The characters are a great feature of this program.  They let the students step back and talk about problem behaviors in an unthreatening way.  They actually start to recognize what they have in common with the characters. I was amazed how much information they had retained  after three sessions and sending the parent letter home.  They explained the characters and strategies to a guest therapist on the 3rd session.    It appeared they had actually talked about the characters with their parents.  I guess we all want to be super heroes deep down, and we all have those unthinkable moments we need to conquer.

I have been busy gathering materials to make the characters and props.  You don’t necessarily need a lot of props.  However they are useful in grab bags or quick role playing in limited space.  Many children respond better to manipulatives and props then paper and pencil activities.  A model of a brain is helpful to simulate the brain sensor.   I’ve found it helpful to visit craft stores and  thrift stores that have small toys,  fast food characters, and pieces  of toys.  I’ve learned that even if your children have grown you should never throw those things out.  Here is what I have gathered so far.   Can you guess the characters?

Image

     Here is a quick way to make super hero capes.
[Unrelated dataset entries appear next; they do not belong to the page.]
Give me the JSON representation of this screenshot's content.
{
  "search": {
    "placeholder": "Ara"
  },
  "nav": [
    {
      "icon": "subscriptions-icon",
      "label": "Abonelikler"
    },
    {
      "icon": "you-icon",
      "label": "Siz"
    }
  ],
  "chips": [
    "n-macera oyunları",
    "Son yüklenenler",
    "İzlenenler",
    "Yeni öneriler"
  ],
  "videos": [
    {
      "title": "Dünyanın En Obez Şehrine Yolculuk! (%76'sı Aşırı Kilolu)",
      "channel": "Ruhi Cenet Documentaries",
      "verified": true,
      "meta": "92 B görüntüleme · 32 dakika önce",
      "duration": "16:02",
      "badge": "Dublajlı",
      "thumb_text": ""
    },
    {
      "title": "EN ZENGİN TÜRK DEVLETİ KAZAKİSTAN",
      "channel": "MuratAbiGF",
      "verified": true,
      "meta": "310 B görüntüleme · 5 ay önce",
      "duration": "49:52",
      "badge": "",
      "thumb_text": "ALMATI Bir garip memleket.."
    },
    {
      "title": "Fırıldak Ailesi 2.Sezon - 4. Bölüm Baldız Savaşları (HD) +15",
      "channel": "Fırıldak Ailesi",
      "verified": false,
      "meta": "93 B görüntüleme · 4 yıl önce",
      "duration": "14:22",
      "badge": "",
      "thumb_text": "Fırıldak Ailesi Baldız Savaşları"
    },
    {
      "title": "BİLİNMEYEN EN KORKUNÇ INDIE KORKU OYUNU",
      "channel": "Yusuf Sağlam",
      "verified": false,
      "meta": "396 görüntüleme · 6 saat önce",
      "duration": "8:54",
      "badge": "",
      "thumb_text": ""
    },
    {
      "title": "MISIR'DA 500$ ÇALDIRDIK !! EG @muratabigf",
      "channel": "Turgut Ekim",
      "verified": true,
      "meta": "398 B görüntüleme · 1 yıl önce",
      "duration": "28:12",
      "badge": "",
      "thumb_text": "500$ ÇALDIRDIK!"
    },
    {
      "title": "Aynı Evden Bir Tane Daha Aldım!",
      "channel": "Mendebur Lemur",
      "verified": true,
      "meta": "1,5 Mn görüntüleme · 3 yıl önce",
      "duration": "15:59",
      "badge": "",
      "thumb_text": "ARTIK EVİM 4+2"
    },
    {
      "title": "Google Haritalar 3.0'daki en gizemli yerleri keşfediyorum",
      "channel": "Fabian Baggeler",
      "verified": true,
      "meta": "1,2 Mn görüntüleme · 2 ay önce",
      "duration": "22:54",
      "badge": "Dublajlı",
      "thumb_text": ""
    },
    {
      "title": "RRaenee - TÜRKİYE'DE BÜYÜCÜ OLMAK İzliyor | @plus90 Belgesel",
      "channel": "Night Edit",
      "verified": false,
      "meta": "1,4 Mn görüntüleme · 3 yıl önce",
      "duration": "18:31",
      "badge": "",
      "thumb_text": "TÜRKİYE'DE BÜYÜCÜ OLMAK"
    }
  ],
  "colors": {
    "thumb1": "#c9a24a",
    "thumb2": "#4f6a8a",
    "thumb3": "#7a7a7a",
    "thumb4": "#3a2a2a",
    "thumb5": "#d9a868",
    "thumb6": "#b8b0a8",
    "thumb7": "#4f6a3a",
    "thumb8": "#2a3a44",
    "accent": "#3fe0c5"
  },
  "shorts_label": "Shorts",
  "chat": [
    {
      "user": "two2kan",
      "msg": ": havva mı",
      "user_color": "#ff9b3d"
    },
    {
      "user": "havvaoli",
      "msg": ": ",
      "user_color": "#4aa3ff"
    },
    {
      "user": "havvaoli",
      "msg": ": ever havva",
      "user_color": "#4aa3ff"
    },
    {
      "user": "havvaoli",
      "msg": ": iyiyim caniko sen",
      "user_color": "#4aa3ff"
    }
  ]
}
I found a large men’s short sleeve sport jersey in royal blue at the thrift store for fifty cents.  I cut off the sleeves and came up to the neck and kept the neck band. The front and back gave me two capes.   I cut off the lower cuff area on the sleeves.  I then cut this circle and sewed each end to the neck band ends still attached to the cape.  It was stretchy enough it could fit over a child’s head and I didn’t need to put on fastners.  I did some hemming up the sides of the cape.  This may not be necessary since it might be material that doesn’t fray.

Circle of Friends, 4th session
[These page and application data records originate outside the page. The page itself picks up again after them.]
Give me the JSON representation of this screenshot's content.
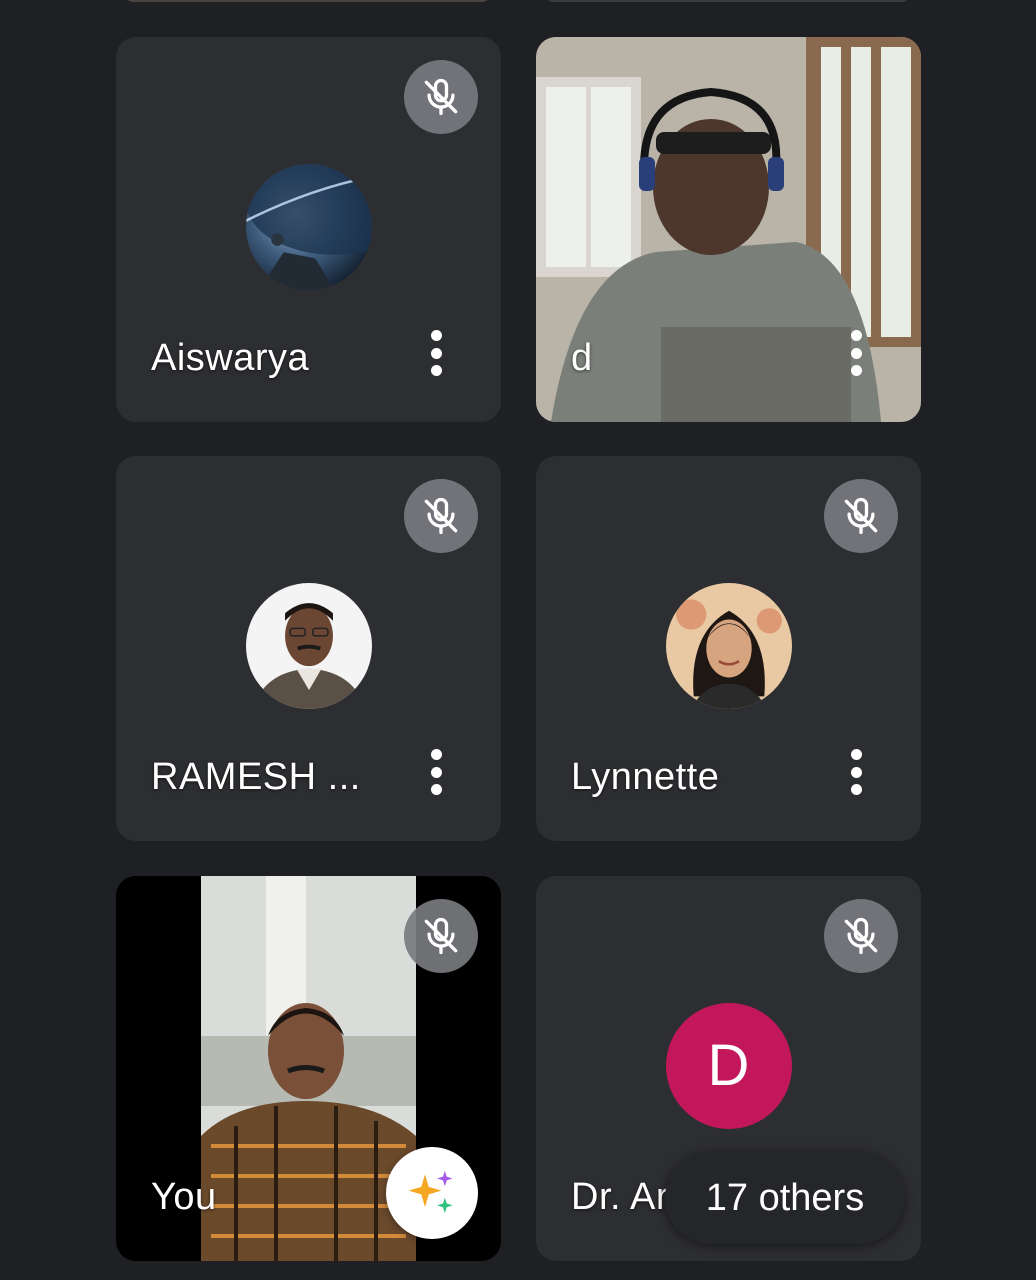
{
  "participants": [
    {
      "name": "Aiswarya",
      "muted": true,
      "avatar": "planet-avatar"
    },
    {
      "name": "d",
      "muted": false,
      "avatar": "camera-video"
    },
    {
      "name": "RAMESH ...",
      "muted": true,
      "avatar": "photo-avatar"
    },
    {
      "name": "Lynnette",
      "muted": true,
      "avatar": "photo-avatar"
    },
    {
      "name": "You",
      "muted": true,
      "avatar": "self-camera-video"
    },
    {
      "name": "Dr. Arun",
      "muted": true,
      "avatar_letter": "D"
    }
  ],
  "others": {
    "label": "17 others"
  },
  "colors": {
    "background": "#1f2023",
    "tile": "#2d2e31",
    "mute_button": "#7a7c80",
    "letter_avatar": "#c2185b"
  },
  "icons": [
    "mic-off-icon",
    "more-vert-icon",
    "sparkle-effects-icon"
  ]
}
22 Jan

The 4th session of Circle of Friends met today with 5 of the 6 group members.  This session is the last preparation session before we invite D to join the circle.  We had the students put themselves in D’s shoes and predict how he might feel and react to the group.  They decided D’s reactions may  be, not wanting to enter the room and hanging  out at the door.   When he becomes overwhelm he often says he wants to go home.   We then brainstormed how we could make it easier for him.  They decided to prepare  a video he could see the week before he came.   We just happened to have a flip camera available to us for just an event.      They decided a video of the group eating lunch together and saying their names and a greeting would make him feel welcome and know who is part of the group.   The students will also make a point of talking to him about their lunch group and how they would like him to join them on Friday.

We then video taped an activity they could do with D during the next session, called conversational scaffolding.  He is using this activity in his speech therapy sessions to build his conversation skills, so  it should be something he is familiar with.  It’s basically placing slips of paper down on the table to represent questions, comments, and topic changes.  When the students look back on their conversation they can see who participated and in what way.    We used the same activity with the circle of friends group to give them practice and some understanding of how they can help D.   First we talked about activities D was likely to be interested in and found some of them were similar to their interests like books and movies.   We then gave it a try.  It wasn’t long before it was going at a pretty fast rate.  We had a couple of students that needed more thinking time.  The paper trail showed a couple of students asking all the questions,  frequent topic changes, and some interruptions before questions were answered.  We talked about being  responsible listeners during a conversation, and how to include people who didn’t get a chance to enter the conversation.  We pointed out that some people need more thinking  time and may not feel comfortable talking if the topic changed too often.  We then talked about how D may particularly needed more time to respond and would get lost with too many topic changes.  They agreed it would have to go at a slower rate.  Before they left, they said the activity was a lot of fun.  This always amazes me.  Sometimes there is a lot of value in just paper.